#### [Records for the task]
▬▬▬▬▬▬
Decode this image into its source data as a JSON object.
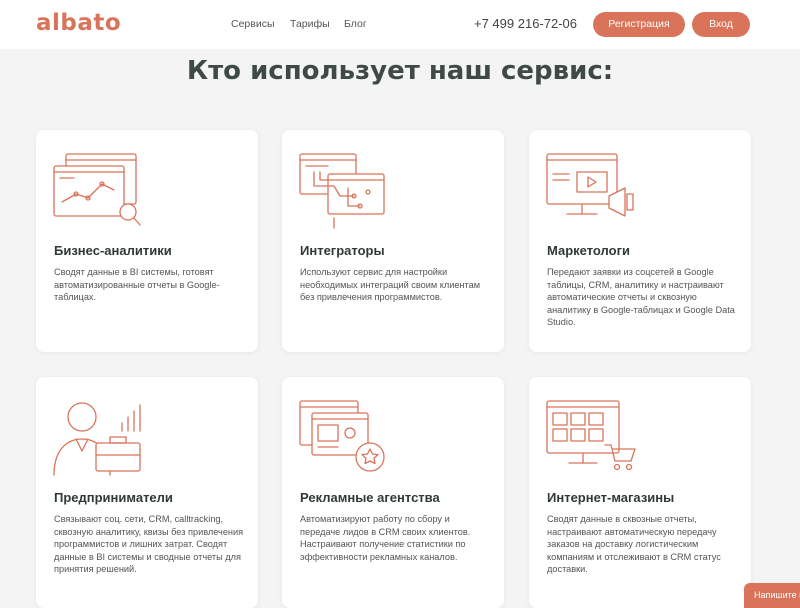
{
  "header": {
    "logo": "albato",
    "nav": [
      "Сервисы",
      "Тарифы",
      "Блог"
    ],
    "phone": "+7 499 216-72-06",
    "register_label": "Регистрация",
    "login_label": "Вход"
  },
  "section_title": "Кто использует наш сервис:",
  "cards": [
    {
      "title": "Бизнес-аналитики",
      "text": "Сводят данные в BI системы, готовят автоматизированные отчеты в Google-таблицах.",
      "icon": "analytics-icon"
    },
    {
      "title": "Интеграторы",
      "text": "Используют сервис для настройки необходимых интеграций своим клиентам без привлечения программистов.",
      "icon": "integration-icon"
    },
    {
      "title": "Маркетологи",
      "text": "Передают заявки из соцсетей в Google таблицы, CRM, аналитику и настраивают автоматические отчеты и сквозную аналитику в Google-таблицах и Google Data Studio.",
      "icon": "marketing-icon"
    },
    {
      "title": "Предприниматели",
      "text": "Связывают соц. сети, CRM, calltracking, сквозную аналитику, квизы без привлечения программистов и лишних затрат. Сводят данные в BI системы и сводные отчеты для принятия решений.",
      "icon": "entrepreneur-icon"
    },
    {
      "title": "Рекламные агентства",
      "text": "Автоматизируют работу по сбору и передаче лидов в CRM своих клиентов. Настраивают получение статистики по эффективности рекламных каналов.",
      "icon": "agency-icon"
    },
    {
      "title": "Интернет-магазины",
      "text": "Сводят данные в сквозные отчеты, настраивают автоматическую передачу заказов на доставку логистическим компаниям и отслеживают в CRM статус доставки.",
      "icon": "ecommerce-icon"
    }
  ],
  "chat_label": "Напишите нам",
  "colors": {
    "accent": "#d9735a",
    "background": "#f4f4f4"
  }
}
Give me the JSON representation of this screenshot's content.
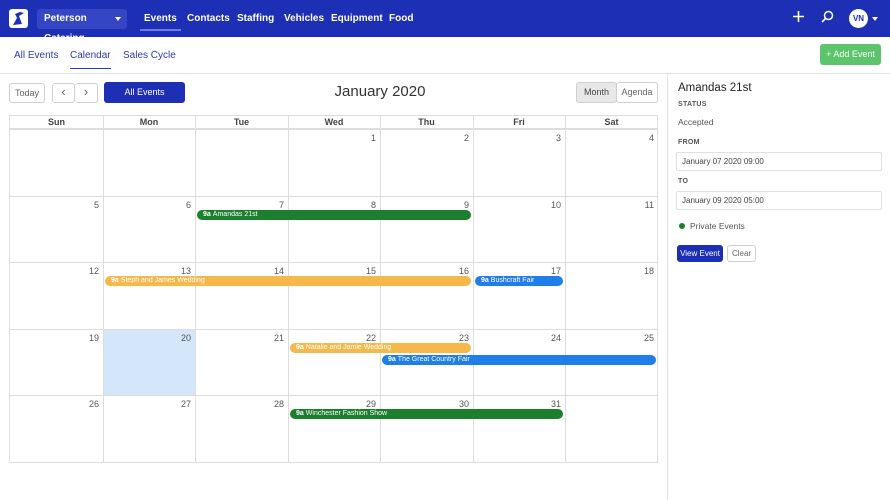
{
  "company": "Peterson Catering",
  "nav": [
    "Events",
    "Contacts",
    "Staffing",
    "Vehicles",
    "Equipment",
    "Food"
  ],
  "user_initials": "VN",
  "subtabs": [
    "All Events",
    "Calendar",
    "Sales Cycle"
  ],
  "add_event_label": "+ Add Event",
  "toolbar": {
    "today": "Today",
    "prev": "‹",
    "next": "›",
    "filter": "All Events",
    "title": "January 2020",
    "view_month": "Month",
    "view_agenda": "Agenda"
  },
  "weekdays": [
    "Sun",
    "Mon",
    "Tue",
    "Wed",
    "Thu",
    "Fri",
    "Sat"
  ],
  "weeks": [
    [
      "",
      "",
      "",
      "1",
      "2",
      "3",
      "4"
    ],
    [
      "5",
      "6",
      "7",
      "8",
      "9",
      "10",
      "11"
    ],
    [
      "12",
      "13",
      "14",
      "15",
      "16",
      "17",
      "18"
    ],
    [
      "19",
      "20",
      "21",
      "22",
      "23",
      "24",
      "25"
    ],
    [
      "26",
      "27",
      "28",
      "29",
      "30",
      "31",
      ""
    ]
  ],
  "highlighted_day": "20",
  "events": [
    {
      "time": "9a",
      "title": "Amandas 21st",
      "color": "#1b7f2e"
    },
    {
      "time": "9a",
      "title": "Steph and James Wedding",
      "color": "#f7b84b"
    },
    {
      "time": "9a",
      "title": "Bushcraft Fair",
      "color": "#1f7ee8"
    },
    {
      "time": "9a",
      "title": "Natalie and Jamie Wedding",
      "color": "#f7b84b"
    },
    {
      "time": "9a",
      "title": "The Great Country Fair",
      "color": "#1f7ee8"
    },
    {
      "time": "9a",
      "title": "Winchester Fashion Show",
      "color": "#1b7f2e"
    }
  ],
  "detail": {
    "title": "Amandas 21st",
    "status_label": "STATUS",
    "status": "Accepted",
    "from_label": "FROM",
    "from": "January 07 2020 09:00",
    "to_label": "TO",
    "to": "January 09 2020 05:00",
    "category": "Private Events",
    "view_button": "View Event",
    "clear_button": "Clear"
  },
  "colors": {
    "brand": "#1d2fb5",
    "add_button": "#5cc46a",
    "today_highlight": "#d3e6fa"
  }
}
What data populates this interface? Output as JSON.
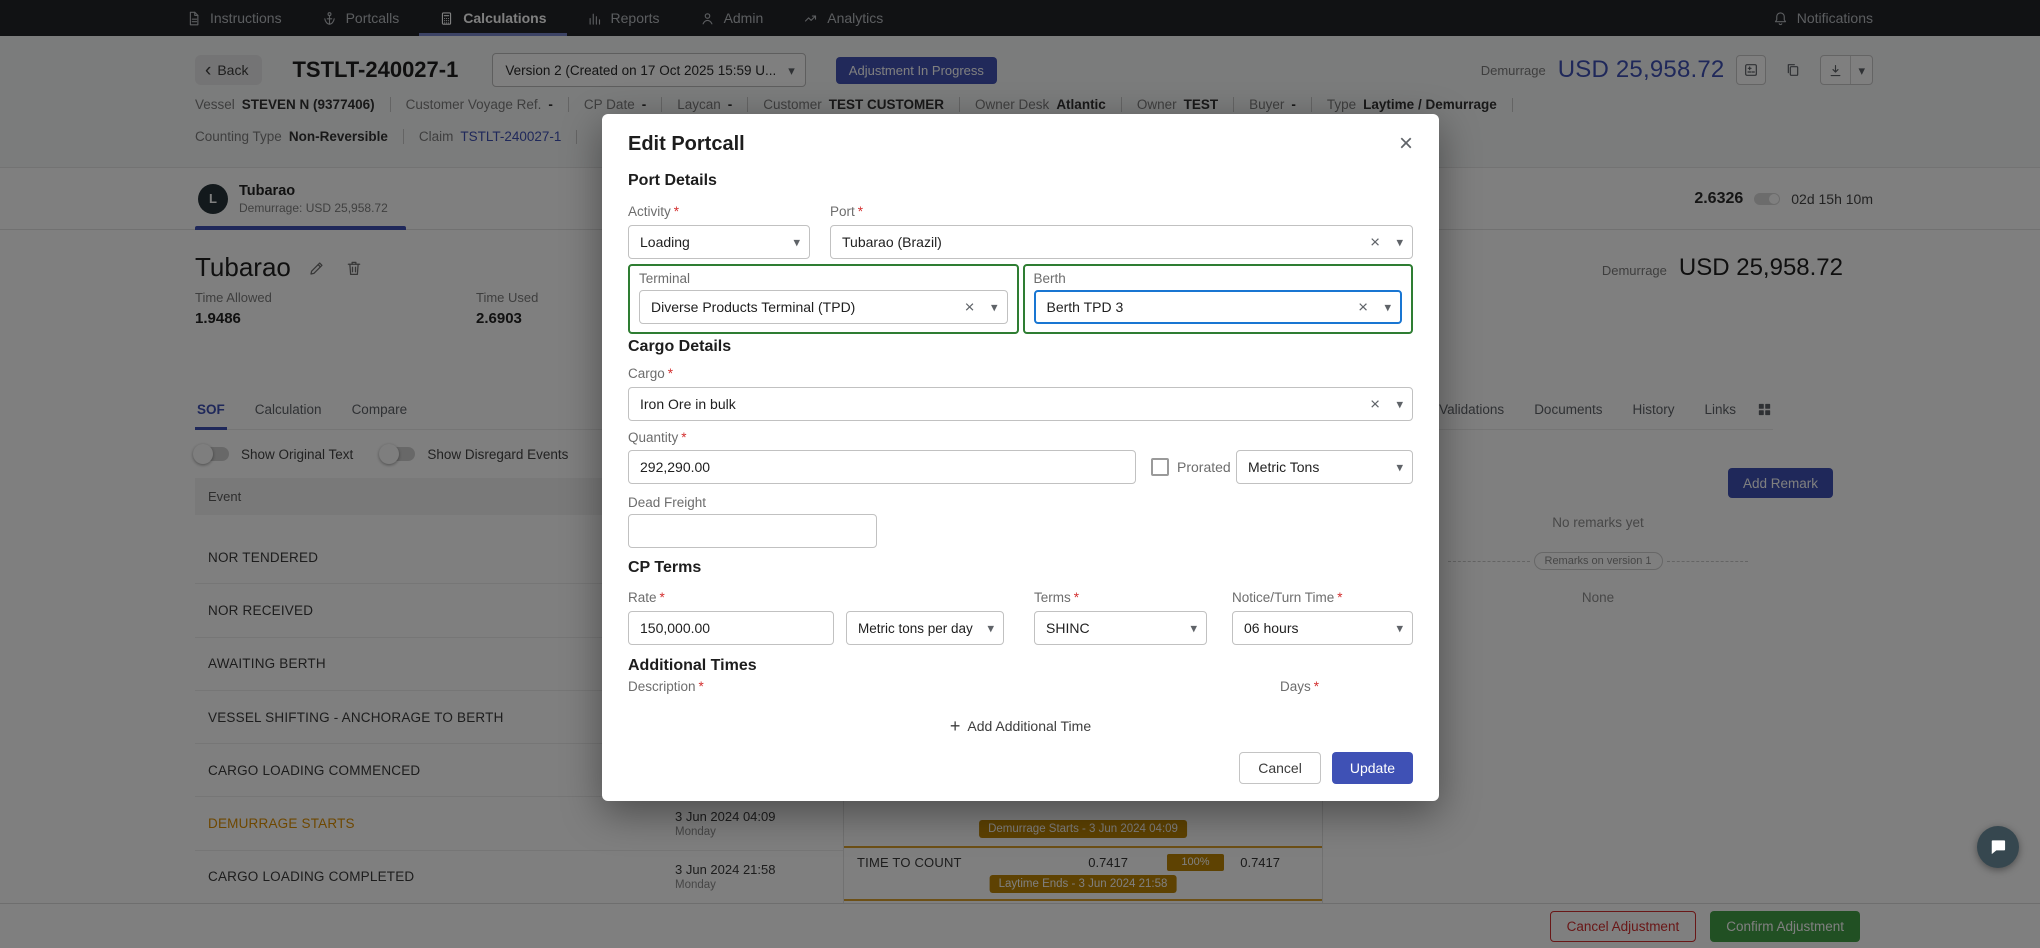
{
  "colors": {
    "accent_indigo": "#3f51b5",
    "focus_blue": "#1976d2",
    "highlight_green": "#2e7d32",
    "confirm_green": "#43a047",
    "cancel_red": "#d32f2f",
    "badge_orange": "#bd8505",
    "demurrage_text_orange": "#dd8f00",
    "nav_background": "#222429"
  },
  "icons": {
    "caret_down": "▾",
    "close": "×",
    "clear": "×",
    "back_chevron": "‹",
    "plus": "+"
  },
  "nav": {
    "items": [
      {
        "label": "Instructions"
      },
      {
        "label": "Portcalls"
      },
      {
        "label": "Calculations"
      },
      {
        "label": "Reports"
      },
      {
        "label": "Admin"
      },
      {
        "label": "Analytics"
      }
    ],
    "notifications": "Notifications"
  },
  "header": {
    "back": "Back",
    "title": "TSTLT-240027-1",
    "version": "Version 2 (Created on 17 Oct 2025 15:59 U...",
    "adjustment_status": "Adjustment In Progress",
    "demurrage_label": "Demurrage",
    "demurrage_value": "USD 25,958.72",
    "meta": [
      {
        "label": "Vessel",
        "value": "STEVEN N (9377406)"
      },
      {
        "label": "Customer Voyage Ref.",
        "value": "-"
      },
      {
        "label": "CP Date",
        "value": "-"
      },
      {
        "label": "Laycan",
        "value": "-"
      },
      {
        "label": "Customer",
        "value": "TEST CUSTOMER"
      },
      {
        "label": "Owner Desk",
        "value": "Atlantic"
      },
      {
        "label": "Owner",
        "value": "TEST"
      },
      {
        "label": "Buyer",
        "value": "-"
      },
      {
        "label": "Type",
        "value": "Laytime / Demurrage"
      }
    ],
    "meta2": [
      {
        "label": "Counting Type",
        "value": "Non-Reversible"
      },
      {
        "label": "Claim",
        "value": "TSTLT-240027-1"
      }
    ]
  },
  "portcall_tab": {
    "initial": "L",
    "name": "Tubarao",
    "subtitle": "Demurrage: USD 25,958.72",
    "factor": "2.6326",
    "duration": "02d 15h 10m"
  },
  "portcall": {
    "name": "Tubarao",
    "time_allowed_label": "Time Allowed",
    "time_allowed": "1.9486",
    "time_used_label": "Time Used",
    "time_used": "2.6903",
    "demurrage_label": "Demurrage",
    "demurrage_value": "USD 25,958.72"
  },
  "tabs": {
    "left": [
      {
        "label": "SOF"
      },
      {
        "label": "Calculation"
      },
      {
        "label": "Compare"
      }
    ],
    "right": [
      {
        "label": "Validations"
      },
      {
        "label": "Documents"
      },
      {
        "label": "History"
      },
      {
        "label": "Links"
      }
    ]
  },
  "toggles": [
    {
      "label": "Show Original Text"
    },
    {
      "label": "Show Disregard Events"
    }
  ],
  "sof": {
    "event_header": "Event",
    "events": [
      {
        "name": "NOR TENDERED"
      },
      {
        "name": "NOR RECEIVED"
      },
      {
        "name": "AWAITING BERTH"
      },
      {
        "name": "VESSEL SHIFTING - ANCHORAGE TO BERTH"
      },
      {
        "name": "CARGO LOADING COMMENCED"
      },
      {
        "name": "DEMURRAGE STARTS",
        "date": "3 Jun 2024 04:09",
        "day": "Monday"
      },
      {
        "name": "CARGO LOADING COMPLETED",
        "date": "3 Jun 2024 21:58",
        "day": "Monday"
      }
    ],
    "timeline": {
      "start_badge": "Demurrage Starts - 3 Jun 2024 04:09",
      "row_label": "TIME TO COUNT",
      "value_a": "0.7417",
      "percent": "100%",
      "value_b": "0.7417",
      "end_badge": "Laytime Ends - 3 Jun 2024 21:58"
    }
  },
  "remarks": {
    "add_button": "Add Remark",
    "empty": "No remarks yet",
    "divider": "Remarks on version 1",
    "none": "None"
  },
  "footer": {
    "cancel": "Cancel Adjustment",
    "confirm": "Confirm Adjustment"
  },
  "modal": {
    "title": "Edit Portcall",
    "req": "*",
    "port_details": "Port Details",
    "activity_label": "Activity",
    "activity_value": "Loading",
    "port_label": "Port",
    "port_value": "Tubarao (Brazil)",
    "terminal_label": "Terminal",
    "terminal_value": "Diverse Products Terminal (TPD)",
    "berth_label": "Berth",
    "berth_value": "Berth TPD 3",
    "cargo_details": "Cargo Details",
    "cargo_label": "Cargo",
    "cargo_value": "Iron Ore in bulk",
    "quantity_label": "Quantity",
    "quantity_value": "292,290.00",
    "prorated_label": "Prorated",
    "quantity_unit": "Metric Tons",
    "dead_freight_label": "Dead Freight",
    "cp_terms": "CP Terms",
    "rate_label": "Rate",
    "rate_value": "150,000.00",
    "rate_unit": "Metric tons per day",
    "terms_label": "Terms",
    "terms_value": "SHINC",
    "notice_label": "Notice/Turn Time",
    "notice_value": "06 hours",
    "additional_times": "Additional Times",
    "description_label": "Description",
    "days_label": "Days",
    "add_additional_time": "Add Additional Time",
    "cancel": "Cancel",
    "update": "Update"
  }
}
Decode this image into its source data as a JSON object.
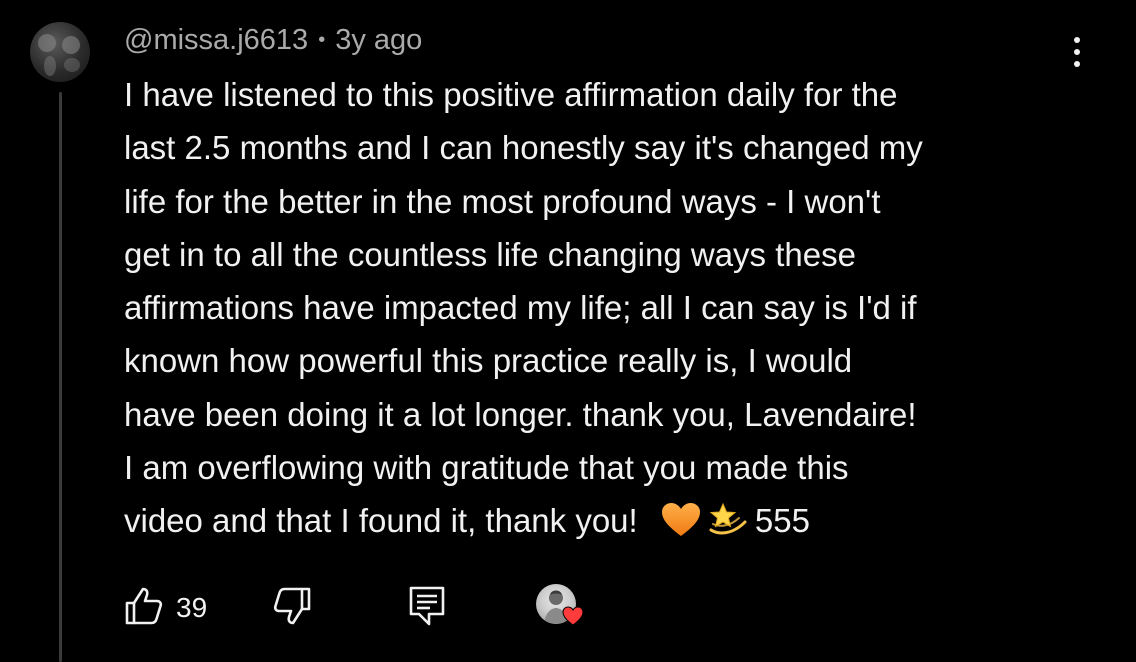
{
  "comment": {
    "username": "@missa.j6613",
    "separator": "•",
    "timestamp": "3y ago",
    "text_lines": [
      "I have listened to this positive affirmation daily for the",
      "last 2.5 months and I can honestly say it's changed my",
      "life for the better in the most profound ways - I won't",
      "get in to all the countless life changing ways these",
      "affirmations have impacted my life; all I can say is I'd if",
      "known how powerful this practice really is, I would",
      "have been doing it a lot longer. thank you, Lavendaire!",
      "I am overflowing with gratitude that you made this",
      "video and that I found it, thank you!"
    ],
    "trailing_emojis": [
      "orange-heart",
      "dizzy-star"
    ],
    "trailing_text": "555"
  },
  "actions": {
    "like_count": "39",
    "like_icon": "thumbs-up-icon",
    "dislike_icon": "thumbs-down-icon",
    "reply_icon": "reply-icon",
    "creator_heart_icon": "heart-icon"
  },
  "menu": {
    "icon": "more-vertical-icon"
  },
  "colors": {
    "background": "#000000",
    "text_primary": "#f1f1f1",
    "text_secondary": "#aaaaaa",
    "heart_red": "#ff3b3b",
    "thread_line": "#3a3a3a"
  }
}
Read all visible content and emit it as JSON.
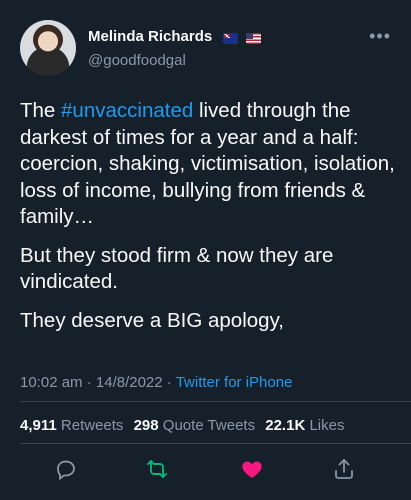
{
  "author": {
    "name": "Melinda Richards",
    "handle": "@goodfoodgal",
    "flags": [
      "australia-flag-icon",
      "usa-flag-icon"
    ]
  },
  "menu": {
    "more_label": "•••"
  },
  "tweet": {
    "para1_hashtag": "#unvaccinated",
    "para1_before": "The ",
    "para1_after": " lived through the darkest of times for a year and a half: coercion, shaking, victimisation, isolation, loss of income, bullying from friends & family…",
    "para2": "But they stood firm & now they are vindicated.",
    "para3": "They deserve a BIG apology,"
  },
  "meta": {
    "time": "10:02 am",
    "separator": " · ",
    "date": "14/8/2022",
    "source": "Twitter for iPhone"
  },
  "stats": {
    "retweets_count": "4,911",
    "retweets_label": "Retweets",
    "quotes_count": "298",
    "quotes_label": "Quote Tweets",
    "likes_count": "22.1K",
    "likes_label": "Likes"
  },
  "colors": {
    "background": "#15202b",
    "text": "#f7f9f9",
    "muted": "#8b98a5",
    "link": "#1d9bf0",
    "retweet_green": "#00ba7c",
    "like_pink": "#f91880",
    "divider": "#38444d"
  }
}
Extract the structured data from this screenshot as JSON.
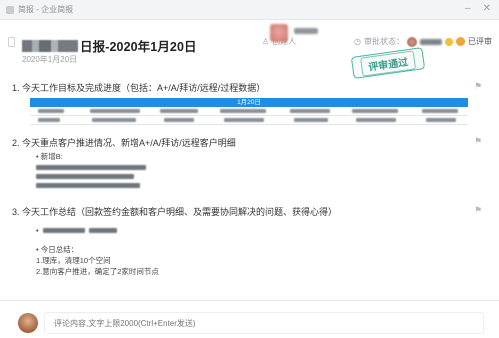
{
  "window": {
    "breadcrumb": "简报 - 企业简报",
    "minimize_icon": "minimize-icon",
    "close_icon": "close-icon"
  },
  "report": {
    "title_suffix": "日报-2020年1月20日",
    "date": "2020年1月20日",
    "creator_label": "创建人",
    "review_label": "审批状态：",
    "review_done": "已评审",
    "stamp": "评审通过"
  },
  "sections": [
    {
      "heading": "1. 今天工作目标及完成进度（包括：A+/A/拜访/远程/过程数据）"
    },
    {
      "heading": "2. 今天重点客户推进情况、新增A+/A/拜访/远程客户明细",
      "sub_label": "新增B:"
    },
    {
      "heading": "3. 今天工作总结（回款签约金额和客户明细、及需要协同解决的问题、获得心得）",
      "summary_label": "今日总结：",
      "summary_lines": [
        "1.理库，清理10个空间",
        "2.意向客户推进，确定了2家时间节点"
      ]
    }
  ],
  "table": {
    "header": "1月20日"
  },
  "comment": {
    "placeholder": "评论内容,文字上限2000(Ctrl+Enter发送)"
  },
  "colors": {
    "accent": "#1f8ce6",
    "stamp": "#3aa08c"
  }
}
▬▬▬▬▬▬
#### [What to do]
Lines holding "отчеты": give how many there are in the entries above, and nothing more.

#### [Written answer]
4